Cyber attacks occur with increasing speed and sophistication. Advanced persistent threats (APTs) that are tailored to infiltrate a network and target specific information are a reality, and are only going to become more pervasive.
In today’s world of the Internet of Things (IoT) where all devices connect to the Web and to each other, breaches are a matter of ‘when’, not ‘if’. A hacker who is determined enough will eventually find a way in, via a vulnerability in the network perimeter, stolen login credentials, a zero-day exploit, or by employing spear-phishing techniques.
Robert Brown, CEO of DRS, a Cognisec company, says today’s security solutions and tools are mostly defensive. “In this way, the tools on the market today are designed to identify and fix issues once they are at the network perimeter, or sometimes only once the perimeter has been breached. Depending on after-the-fact solutions to defend your networks and your most sensitive data is a case of closing the stable door once the horse has bolted.”
He says any security issues need to be pinpointed before they have had the opportunity to do damage. “This is why we need proactive intelligence gathering capabilities, and advanced solutions, that allow companies to keep sight of malicious campaigns or development activities, allowing for a pre-emptive strike so they may be ready for, and able to stop, many threats before they are able to claim their malicious payload.”
Brown says detection and prevention capabilities still have their place, but are not adequate when it comes to dealing with APTs that are too stealthy and sophisticated. “The risks of these threats are simply too great.”
He says there are tools available that help prevent APTs from gaining a foothold in the network. “Tools that filter email content for example. This would include Sender ID or Sender Policy Framework (SPF) that can be utilised to root out any spoofed emails.
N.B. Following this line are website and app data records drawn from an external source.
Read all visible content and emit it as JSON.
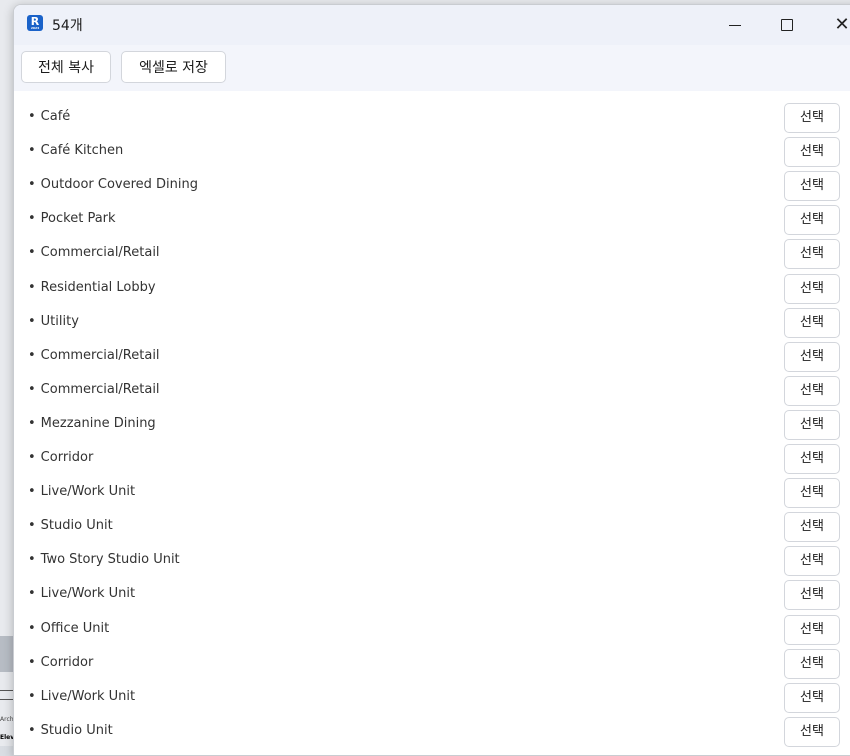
{
  "window": {
    "title": "54개",
    "app_icon_letter": "R",
    "app_icon_sub": "2024",
    "controls": {
      "minimize_icon": "minimize-icon",
      "maximize_icon": "maximize-icon",
      "close_icon": "close-icon",
      "close_glyph": "✕"
    }
  },
  "toolbar": {
    "copy_all_label": "전체 복사",
    "save_excel_label": "엑셀로 저장"
  },
  "list": {
    "bullet": "•",
    "select_label": "선택",
    "items": [
      "Café",
      "Café Kitchen",
      "Outdoor Covered Dining",
      "Pocket Park",
      "Commercial/Retail",
      "Residential Lobby",
      "Utility",
      "Commercial/Retail",
      "Commercial/Retail",
      "Mezzanine Dining",
      "Corridor",
      "Live/Work Unit",
      "Studio Unit",
      "Two Story Studio Unit",
      "Live/Work Unit",
      "Office Unit",
      "Corridor",
      "Live/Work Unit",
      "Studio Unit"
    ]
  },
  "background": {
    "text1": "Arch",
    "text2": "Elev"
  },
  "colors": {
    "titlebar_bg": "#eef1f9",
    "toolbar_bg": "#f3f5fb",
    "app_icon": "#1a62c9"
  }
}
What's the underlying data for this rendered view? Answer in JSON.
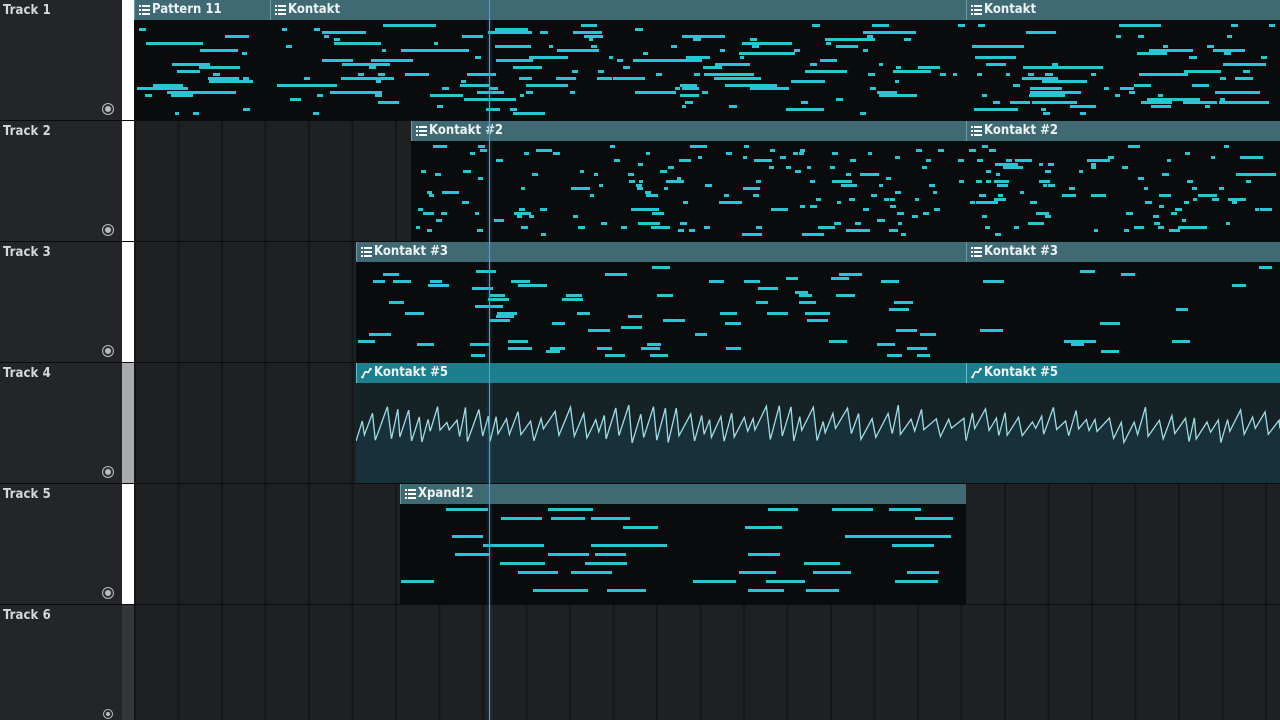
{
  "tracks": [
    {
      "name": "Track 1"
    },
    {
      "name": "Track 2"
    },
    {
      "name": "Track 3"
    },
    {
      "name": "Track 4"
    },
    {
      "name": "Track 5"
    },
    {
      "name": "Track 6"
    }
  ],
  "clips": {
    "pattern_11": "Pattern 11",
    "kontakt_a": "Kontakt",
    "kontakt_b": "Kontakt",
    "kontakt2_a": "Kontakt #2",
    "kontakt2_b": "Kontakt #2",
    "kontakt3_a": "Kontakt #3",
    "kontakt3_b": "Kontakt #3",
    "kontakt5_a": "Kontakt #5",
    "kontakt5_b": "Kontakt #5",
    "xpand2": "Xpand!2"
  },
  "colors": {
    "note": "#27c6d2",
    "clip_header": "#3f6a74",
    "automation_header": "#1c7f8e",
    "playhead": "#3aa9d8"
  },
  "icons": {
    "pattern": "pattern-clip-icon",
    "automation": "automation-clip-icon"
  }
}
Email content can also be examined for any of the expected phishing signs, and for links and attachments, which can be isolated and analysed to uncover any malicious activity.”
Application white-listing is another useful solution, as it prevents users from running unauthorised software, including executables and scripts attached in emails. It can also be used to limit the types of attachments that are allowed, excluding any executable attachments for example. “This is not a silver bullet though. The most cunning threat actors have found ways to slip through these nets, for example, by sending a spreadsheet containing a malicious macro, or ones that take advantage of flaws in popular software,” Brown says.
Tools are not the only ways to prevent APTs, he adds. “I cannot stress enough how educating employees about social engineering and phishing is vital to their prevention. Make sure employees know not to click on links, open attachments or download files from untrusted sources. This includes opening emails from people they don’t know, and suspicious mails from people they appear to know.
“Also, advise against shopping on unsecured Web sites. The majority of incidents and compromises are a result of ignorance, oversight and thoughtlessness, and can be avoided with a little common sense.”
By using these and other tools available, organisations can lessen the attack surface and make it increasingly difficult for attackers to accomplish their ends. However, any hacker who wants to get in badly enough, will eventually succeed.
“Making your business a less attractive target by making it more expensive and time consuming to breach is key; it might make them look for lower hanging fruit,” Brown concludes.